Flamingh, A. de, Coutu, A.N., Roca, A.L., and Malhi, R.S. (2020) Accurate Sex Identification of Ancient Elephant and Other Animal Remains Using Low-Coverage DNA Shotgun Sequencing Data. G3: Genes, Genomes, Genetics. DOI:10.1534/g3.119.400833

Coutu, A.N. and Damgaard, K. (2019) “From Tusk to Town: Ivory trade and craftsmanship along the Red Sea” Studies in Late Antiquity 3 (4): 508–46. https://sla.ucpress.edu/content/3/4/508

Coutu, A.N. and Damgaard, K. (in press) 'From Tusk to Town: Ivory trade and craftsmanship along the Red Sea'. Studies in Late Antiquity.

von Holstein, I., von Tersch, M., Coutu, A.N., Penkman, K.E.H., Makarewicz, C.A. and Collins, M.J. (2018) 'Collagen proteins exchange O with demineralisation and gelatinisation reagents and also with atmospheric moisture'. Rapid Communications in Mass Spectrometry. DOI: 10.1002/rcm.8064

Coutu, A.N., Lee-Thorp, J., Collins, M. and Lane, P. (2016)  'Mapping the elephants of the 19th century East African ivory trade with a multi-isotope approach'.<https://journals.plos.org/plosone/article?id=10.1371/journal.pone.0163606> PLoS One. DOI: 10.1371/journal.pone.0163606.

Coutu, A.N., Whitelaw, G., LeRoux, P. and Sealy, J. (2016) 'Earliest evidence for the ivory trade in southern Africa: isotopic and ZooMS analysis of 7th-10th century AD ivory from KwaZulu-Natal'. <https://link.springer.com/article/10.1007/s10437-016-9232-0>  African Archaeological Review 33 (4) 411-435.

Coutu, A.N. (2015) The elephant in the room: mapping the footsteps of historic elephants with big game hunting collections.  World Archaeology 47 (3) 486-503.

Coutu, A.N. (2018) Ancient molecules connect the past to modern conservation.  In Daryl Stump and Christian Isendahl (eds) Applied Archaeology, Historical Ecology and the Useable Past. DOI: 10.1093/oxfordhb/9780199672691.013.14

Ashby, S.P., Coutu, A.N. and Sindbæk, S.M. (2015) 'Urban Networks and Arctic Outlands: Craft Specialists and Reindeer Antler in Viking Towns'. European Journal of Archaeology, 18 (4) 679-704.

Frei, K.M., Coutu, A.N., Smiarowski, K., Harrison, R., Madsen, C.K., Arneborg, J., Frei, R., Guðmundsson, G., Sindbæk, S.M., Woollett, J., and McGovern, T.H. (2015) 'Was it for Walrus?

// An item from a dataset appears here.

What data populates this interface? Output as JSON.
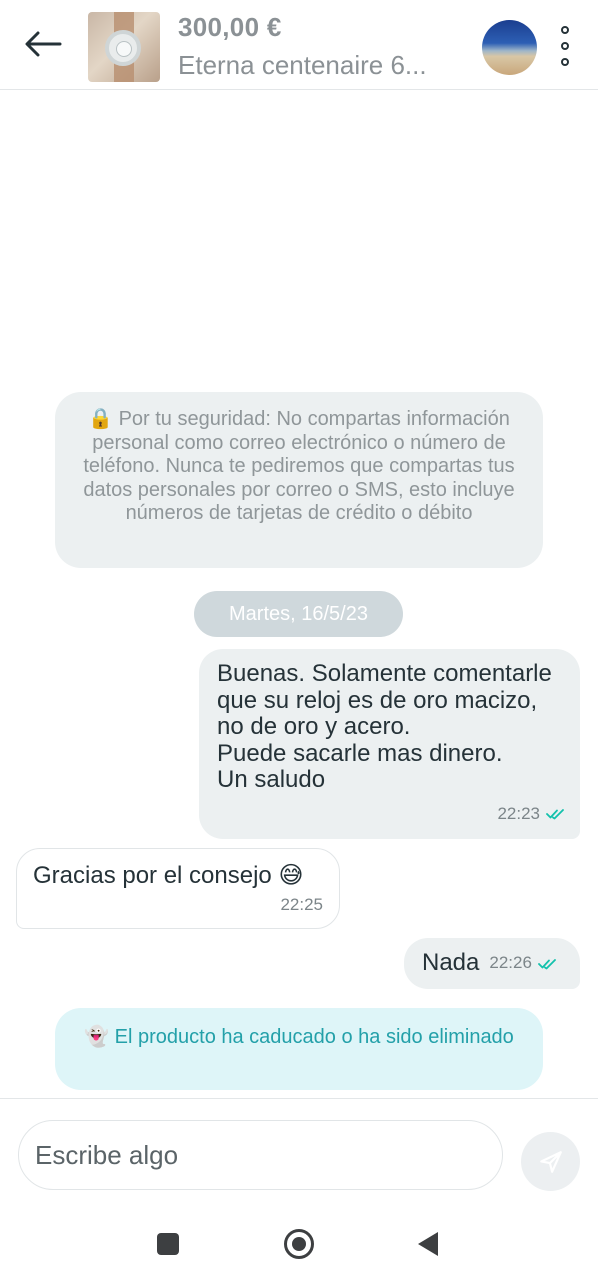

Viking Age Settlement and Medieval Walrus Ivory Trade in Iceland and Greenland'. World Archaeology 47 (3) 439-466.

Coutu, A.N. (2015) 'Investigating ivory trade with ZooMS analysis'. In Sian Tiley-Nel and Annie Antonites (eds) Archaeological worked bone and ivory: A guide to best practice in preservation, research and curation. University of Pretoria, South Africa, 34-36.

Coutu, A.N. (2015) 'Elephants, humans and ecology during the nineteenth century East African caravan trade: a bioarchaeological study'. Proceedings of the Society of Africanist Archaeologists and PanAfrican Historical Congress, Dakar, Senegal, 1-7 November.

Coutu, A.N. (2011) 'Elephants, humans and ecology during the nineteenth century East African caravan trade: a bioarchaeological study'.  Antiquity Project Gallery, 85 (327).  http://antiquity.ac.uk/projgall/coutu327/